Outplacement services can help minimize the impact of a layoff on both the employees who are let go and those who remain with the company. Outplacement services typically include career counseling, resume writing assistance, and job search training. Some companies also offer financial assistance to help employees cover the costs of relocation.
Offering outplacement services demonstrates that you are committed to helping your employees transition to new employment and that you value their contributions to the company. This can help reduce fear and anxiety among your remaining employees and make it easier to retain talent in the future.
Consider the long-term effects
When you lay off an employee, it’s important to consider the long-term effects of your decision. While it may be necessary for your company in the short-term, a layoff can have a significant impact on your remaining employees. It’s important to be thoughtful and deliberate in your decision-making to minimize the negative effects of a layoff.
First, consider the morale of your remaining employees. A layoff can be a very stressful event, and it can take a toll on morale. If possible, try to give employees some advance notice so they can mentally prepare for the change. Additionally, consider offering outplacement services to help laid-off employees transition to new jobs.
Second, think about how the layoff will affect your company culture. A layoff can make employees feel like they are not valued or appreciated, which can damage company culture. If possible, try to find other ways to reduce costs that don’t involve layoffs.

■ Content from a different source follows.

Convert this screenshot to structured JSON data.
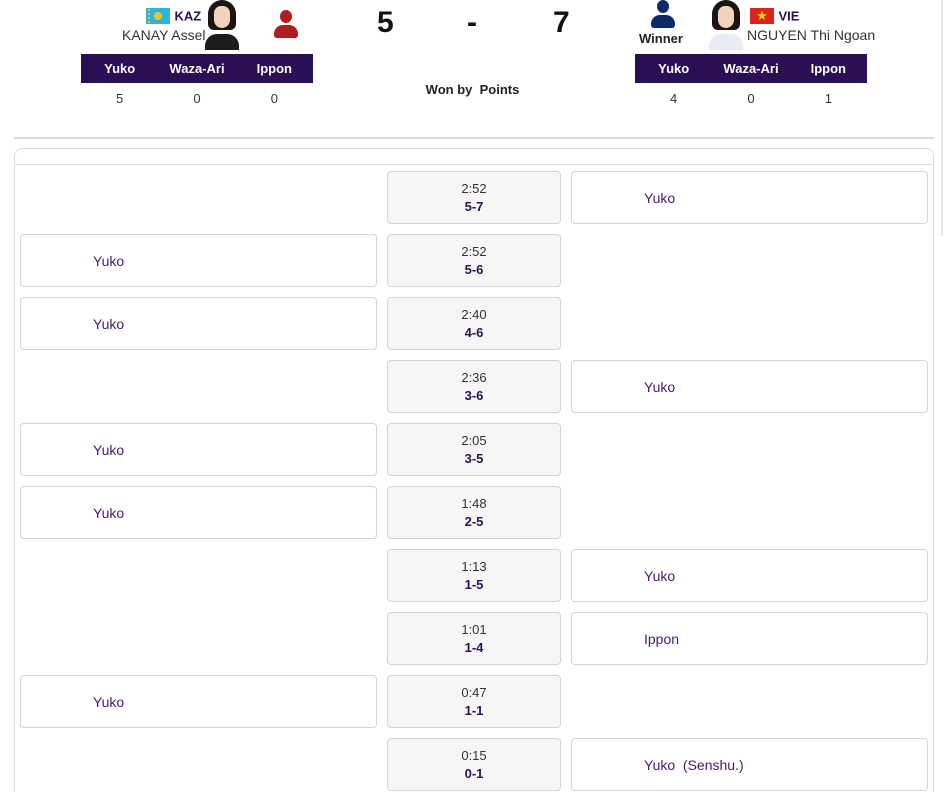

Finally, keep in mind that a layoff is not always the best solution in the long run. If you Lay off too many employees, you may find yourself in a position where you can’t adequately service your customers or produce enough product to meet demand. This can lead to even more financial problems down the road. Weigh all of these factors carefully before making a decision to lay off an employee.
There is no one answer to the question of how to layoff an employee. The best way to approach this difficult task is to consult with an experienced human resources professional or employment law attorney. They will be able to advise you on the best way to proceed, based on your specific circumstances.